_Problem to work on_: Check every line below for the string "profile". Copy the ones that have it.
-------- Data to process --------
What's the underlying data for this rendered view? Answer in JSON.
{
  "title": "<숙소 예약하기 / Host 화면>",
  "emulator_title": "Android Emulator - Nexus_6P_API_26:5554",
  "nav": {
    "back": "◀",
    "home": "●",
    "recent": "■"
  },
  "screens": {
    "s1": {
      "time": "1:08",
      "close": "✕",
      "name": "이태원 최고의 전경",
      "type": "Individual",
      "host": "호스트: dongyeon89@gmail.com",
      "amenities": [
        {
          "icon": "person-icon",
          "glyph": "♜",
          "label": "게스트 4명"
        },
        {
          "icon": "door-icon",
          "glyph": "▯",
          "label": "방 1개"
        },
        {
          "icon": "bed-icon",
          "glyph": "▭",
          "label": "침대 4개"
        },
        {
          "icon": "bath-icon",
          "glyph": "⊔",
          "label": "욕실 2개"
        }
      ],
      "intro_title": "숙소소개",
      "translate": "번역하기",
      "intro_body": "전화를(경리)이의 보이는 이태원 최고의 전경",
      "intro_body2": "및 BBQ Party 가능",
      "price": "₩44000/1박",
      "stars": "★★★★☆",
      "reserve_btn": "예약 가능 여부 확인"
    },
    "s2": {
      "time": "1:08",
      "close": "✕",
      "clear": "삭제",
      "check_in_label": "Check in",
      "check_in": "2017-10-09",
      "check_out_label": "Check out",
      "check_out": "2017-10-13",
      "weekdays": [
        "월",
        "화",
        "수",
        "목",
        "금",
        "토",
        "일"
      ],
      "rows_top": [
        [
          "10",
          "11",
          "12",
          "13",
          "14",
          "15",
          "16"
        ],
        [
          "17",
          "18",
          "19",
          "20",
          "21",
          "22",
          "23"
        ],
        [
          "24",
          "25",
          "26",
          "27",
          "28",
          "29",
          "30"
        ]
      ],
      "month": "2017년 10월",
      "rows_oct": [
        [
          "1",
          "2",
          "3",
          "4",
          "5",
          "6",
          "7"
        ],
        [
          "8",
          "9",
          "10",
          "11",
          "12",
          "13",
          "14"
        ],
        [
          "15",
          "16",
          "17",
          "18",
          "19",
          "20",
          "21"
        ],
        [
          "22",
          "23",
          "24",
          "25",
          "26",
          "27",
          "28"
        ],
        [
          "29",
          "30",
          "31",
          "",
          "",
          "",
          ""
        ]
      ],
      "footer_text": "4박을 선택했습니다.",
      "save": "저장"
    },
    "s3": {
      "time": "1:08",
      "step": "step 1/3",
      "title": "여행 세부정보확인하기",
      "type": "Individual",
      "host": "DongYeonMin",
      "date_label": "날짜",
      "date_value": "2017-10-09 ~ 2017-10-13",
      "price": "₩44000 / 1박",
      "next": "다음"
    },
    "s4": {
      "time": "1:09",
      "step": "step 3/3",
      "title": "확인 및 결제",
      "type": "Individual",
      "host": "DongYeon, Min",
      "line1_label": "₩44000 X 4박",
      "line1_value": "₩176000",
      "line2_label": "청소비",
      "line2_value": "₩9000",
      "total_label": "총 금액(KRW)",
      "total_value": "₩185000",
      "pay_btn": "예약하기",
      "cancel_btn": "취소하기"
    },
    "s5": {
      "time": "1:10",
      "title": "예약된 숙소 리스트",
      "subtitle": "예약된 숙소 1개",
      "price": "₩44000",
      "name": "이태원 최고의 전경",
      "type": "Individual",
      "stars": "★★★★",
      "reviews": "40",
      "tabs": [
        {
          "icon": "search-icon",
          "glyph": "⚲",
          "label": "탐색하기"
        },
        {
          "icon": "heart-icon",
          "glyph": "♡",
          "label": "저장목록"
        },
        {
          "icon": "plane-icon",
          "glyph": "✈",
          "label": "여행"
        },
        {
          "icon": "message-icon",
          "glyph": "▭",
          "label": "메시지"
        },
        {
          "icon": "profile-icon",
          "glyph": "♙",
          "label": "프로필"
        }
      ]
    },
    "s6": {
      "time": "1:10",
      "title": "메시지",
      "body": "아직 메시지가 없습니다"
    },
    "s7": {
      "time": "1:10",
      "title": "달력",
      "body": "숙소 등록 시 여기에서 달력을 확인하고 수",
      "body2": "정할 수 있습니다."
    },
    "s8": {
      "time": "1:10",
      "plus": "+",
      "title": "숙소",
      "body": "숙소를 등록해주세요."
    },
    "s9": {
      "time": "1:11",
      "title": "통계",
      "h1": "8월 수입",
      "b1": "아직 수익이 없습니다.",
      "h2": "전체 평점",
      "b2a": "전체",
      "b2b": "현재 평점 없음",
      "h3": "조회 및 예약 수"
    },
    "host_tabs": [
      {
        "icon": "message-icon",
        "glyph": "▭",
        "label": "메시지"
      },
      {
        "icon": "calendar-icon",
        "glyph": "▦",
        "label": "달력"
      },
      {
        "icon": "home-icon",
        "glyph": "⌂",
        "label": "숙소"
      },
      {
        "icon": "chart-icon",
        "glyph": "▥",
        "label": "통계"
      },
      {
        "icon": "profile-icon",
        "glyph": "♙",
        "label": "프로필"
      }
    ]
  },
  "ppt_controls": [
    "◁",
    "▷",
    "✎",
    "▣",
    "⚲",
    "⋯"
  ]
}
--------
_Answer space_:
          "icon": "profile-icon",
        "icon": "profile-icon",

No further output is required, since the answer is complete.